“It’s a leaflet about the poster.  It says it’s a 3-D sea life scene which was generated by a computer.”

“Really?” Richard quipped.  “How gullible do they think we are?  3-D?  Maybe I’m nuts but it looks pretty 2-D to me.  And sea life…where?  Show me!  It’s not there.  I have eyes, you know.”

“I don’t see it either.” Peter admitted.  “The leaflet says you have to look at it the right way and that sometimes it takes a long time before some people can see it.”

Grabbing his head, Richard yelled, “Now they’re blaming me because I can’t see it!  Well isn’t that convenient!  I suppose they’re selling a beautiful suit inside which only the wisest people can see.  Can’t you see what they’re doing?  You can’t win with these people!”

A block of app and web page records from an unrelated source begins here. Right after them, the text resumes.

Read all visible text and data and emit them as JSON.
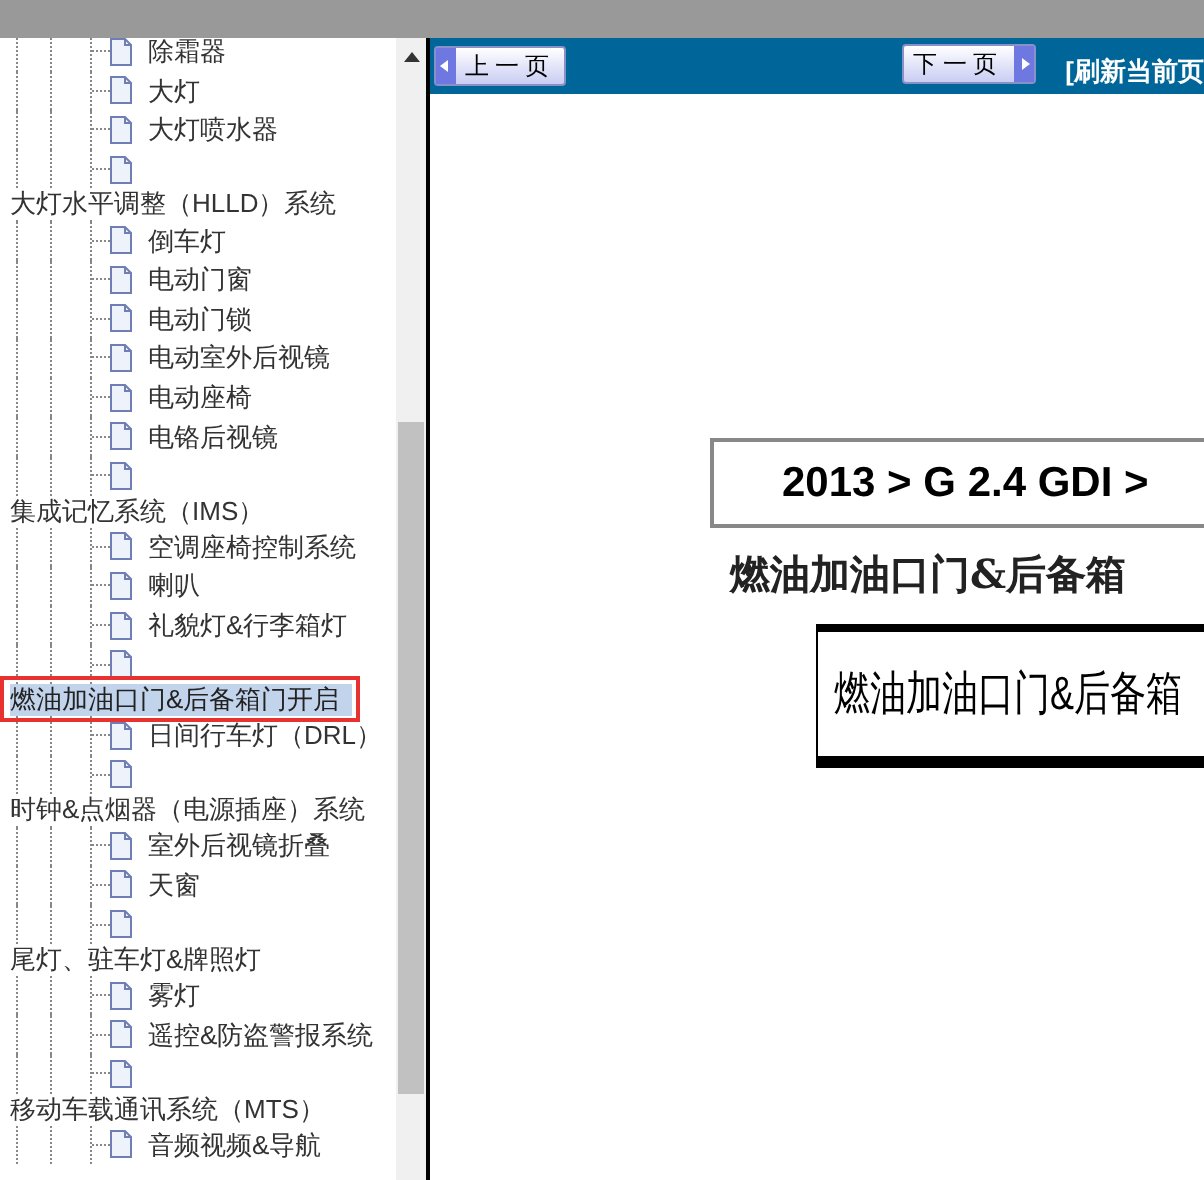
{
  "tree": [
    {
      "children": [
        {
          "label": "除霜器"
        },
        {
          "label": "大灯"
        },
        {
          "label": "大灯喷水器"
        }
      ],
      "blank_page": true
    },
    {
      "label": "大灯水平调整（HLLD）系统",
      "selected": false,
      "children": [
        {
          "label": "倒车灯"
        },
        {
          "label": "电动门窗"
        },
        {
          "label": "电动门锁"
        },
        {
          "label": "电动室外后视镜"
        },
        {
          "label": "电动座椅"
        },
        {
          "label": "电铬后视镜"
        }
      ],
      "blank_page": true
    },
    {
      "label": "集成记忆系统（IMS）",
      "selected": false,
      "children": [
        {
          "label": "空调座椅控制系统"
        },
        {
          "label": "喇叭"
        },
        {
          "label": "礼貌灯&行李箱灯"
        }
      ],
      "blank_page": true
    },
    {
      "label": "燃油加油口门&后备箱门开启",
      "selected": true,
      "children": [
        {
          "label": "日间行车灯（DRL）"
        }
      ],
      "blank_page": true
    },
    {
      "label": "时钟&点烟器（电源插座）系统",
      "selected": false,
      "children": [
        {
          "label": "室外后视镜折叠"
        },
        {
          "label": "天窗"
        }
      ],
      "blank_page": true
    },
    {
      "label": "尾灯、驻车灯&牌照灯",
      "selected": false,
      "children": [
        {
          "label": "雾灯"
        },
        {
          "label": "遥控&防盗警报系统"
        }
      ],
      "blank_page": true
    },
    {
      "label": "移动车载通讯系统（MTS）",
      "selected": false,
      "children": [
        {
          "label": "音频视频&导航"
        }
      ]
    }
  ],
  "toolbar": {
    "prev": "上一页",
    "next": "下一页",
    "refresh": "[刷新当前页"
  },
  "document": {
    "breadcrumb": "2013 > G 2.4 GDI >",
    "heading": "燃油加油口门&后备箱",
    "figure_title": "燃油加油口门&后备箱"
  }
}
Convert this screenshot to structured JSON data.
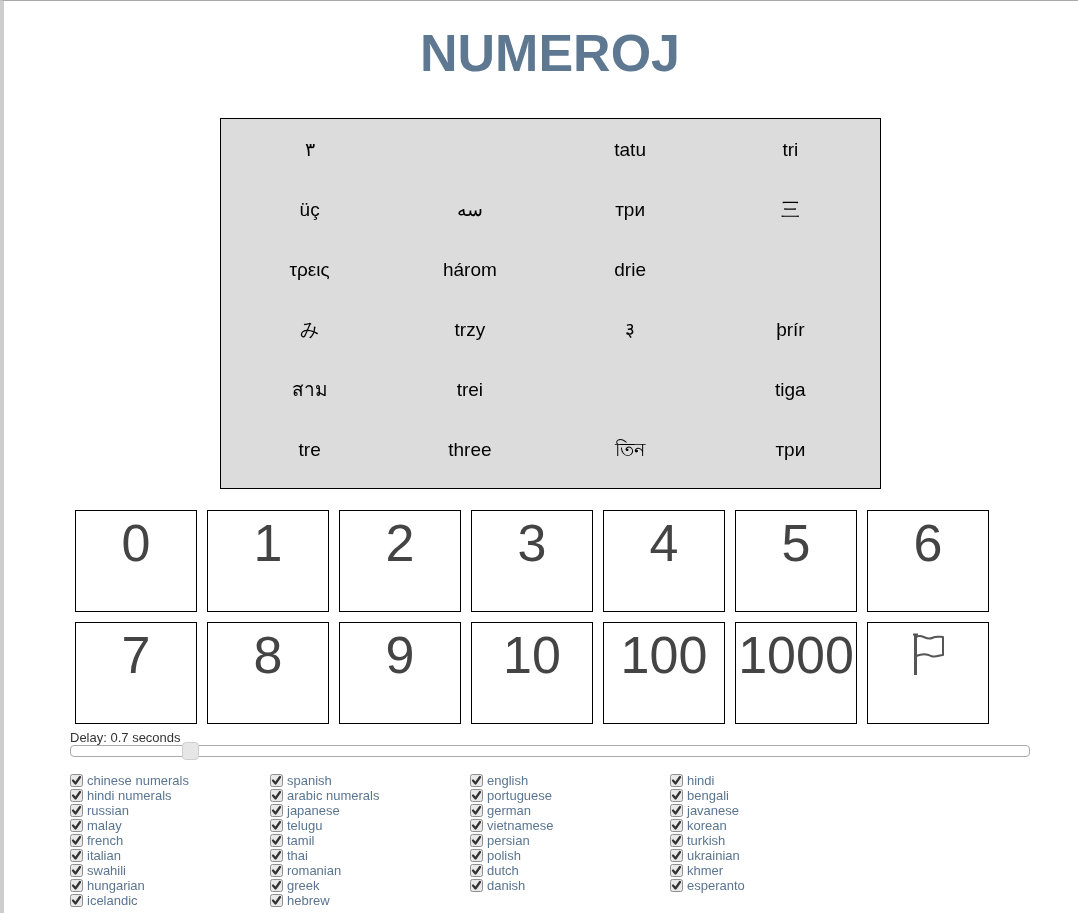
{
  "page": {
    "title": "NUMEROJ"
  },
  "words": {
    "rows": [
      [
        "٣",
        null,
        "tatu",
        "tri"
      ],
      [
        "üç",
        "سه",
        "три",
        "三"
      ],
      [
        "τρεις",
        "három",
        "drie",
        null
      ],
      [
        "み",
        "trzy",
        "३",
        "þrír"
      ],
      [
        "สาม",
        "trei",
        null,
        "tiga"
      ],
      [
        "tre",
        "three",
        "তিন",
        "три"
      ]
    ]
  },
  "tiles": [
    {
      "kind": "number",
      "label": "0"
    },
    {
      "kind": "number",
      "label": "1"
    },
    {
      "kind": "number",
      "label": "2"
    },
    {
      "kind": "number",
      "label": "3"
    },
    {
      "kind": "number",
      "label": "4"
    },
    {
      "kind": "number",
      "label": "5"
    },
    {
      "kind": "number",
      "label": "6"
    },
    {
      "kind": "number",
      "label": "7"
    },
    {
      "kind": "number",
      "label": "8"
    },
    {
      "kind": "number",
      "label": "9"
    },
    {
      "kind": "number",
      "label": "10"
    },
    {
      "kind": "number",
      "label": "100"
    },
    {
      "kind": "number",
      "label": "1000"
    },
    {
      "kind": "flag"
    }
  ],
  "delay": {
    "label": "Delay: 0.7 seconds",
    "level": 0.125
  },
  "languages": [
    {
      "label": "chinese numerals",
      "checked": true
    },
    {
      "label": "spanish",
      "checked": true
    },
    {
      "label": "english",
      "checked": true
    },
    {
      "label": "hindi",
      "checked": true
    },
    {
      "label": "hindi numerals",
      "checked": true
    },
    {
      "label": "arabic numerals",
      "checked": true
    },
    {
      "label": "portuguese",
      "checked": true
    },
    {
      "label": "bengali",
      "checked": true
    },
    {
      "label": "russian",
      "checked": true
    },
    {
      "label": "japanese",
      "checked": true
    },
    {
      "label": "german",
      "checked": true
    },
    {
      "label": "javanese",
      "checked": true
    },
    {
      "label": "malay",
      "checked": true
    },
    {
      "label": "telugu",
      "checked": true
    },
    {
      "label": "vietnamese",
      "checked": true
    },
    {
      "label": "korean",
      "checked": true
    },
    {
      "label": "french",
      "checked": true
    },
    {
      "label": "tamil",
      "checked": true
    },
    {
      "label": "persian",
      "checked": true
    },
    {
      "label": "turkish",
      "checked": true
    },
    {
      "label": "italian",
      "checked": true
    },
    {
      "label": "thai",
      "checked": true
    },
    {
      "label": "polish",
      "checked": true
    },
    {
      "label": "ukrainian",
      "checked": true
    },
    {
      "label": "swahili",
      "checked": true
    },
    {
      "label": "romanian",
      "checked": true
    },
    {
      "label": "dutch",
      "checked": true
    },
    {
      "label": "khmer",
      "checked": true
    },
    {
      "label": "hungarian",
      "checked": true
    },
    {
      "label": "greek",
      "checked": true
    },
    {
      "label": "danish",
      "checked": true
    },
    {
      "label": "esperanto",
      "checked": true
    },
    {
      "label": "icelandic",
      "checked": true
    },
    {
      "label": "hebrew",
      "checked": true
    }
  ]
}
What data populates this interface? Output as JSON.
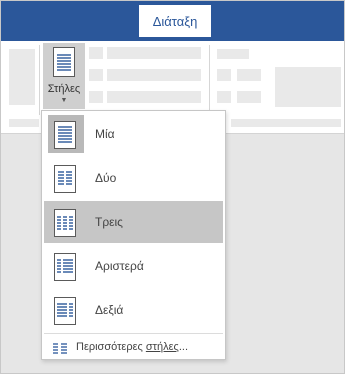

“I don’t know,” replied Peter, “this is a reputable company and the people inside seem nice enough.  Maybe it’s like when you see a dragon in the clouds or your rug looks like an angry face.  I’m sure they are sincere.”

Crossing his arms and turning from the poster, Richard responded flatly, “That’s up to you.  Feel free to join the impressionable hoard.  I’ll go the way of reason and common sense.  Let me ask you just one more question: Would you put that thing on your wall?”

“Well, no.”  Peter answered sheepishly.

Richard began, “Okay, then, I rest my ca_”

“Oh, wow!” A voice from behind Richard interrupted him in his moment of triumph.  He spun around to see a young woman looking at the poster and pointing.

“Look at those sharks!  It’s like they’re coming right at me.  How much is this poster, $30?  What a steal!  I’m so putting this up in my room!” the young woman exclaimed.  With that, she took the poster inside and bought it.

As she walked out of the store with the poster under arm, Peter called out, “Did you really see all of that in that poster?”

“Of course.” the girl replied, “Didn’t you?”

“Uh, yeah, it was great.” was Peter’s tentative response.

Richard muttered under his breath, “Delusional.  So sad.”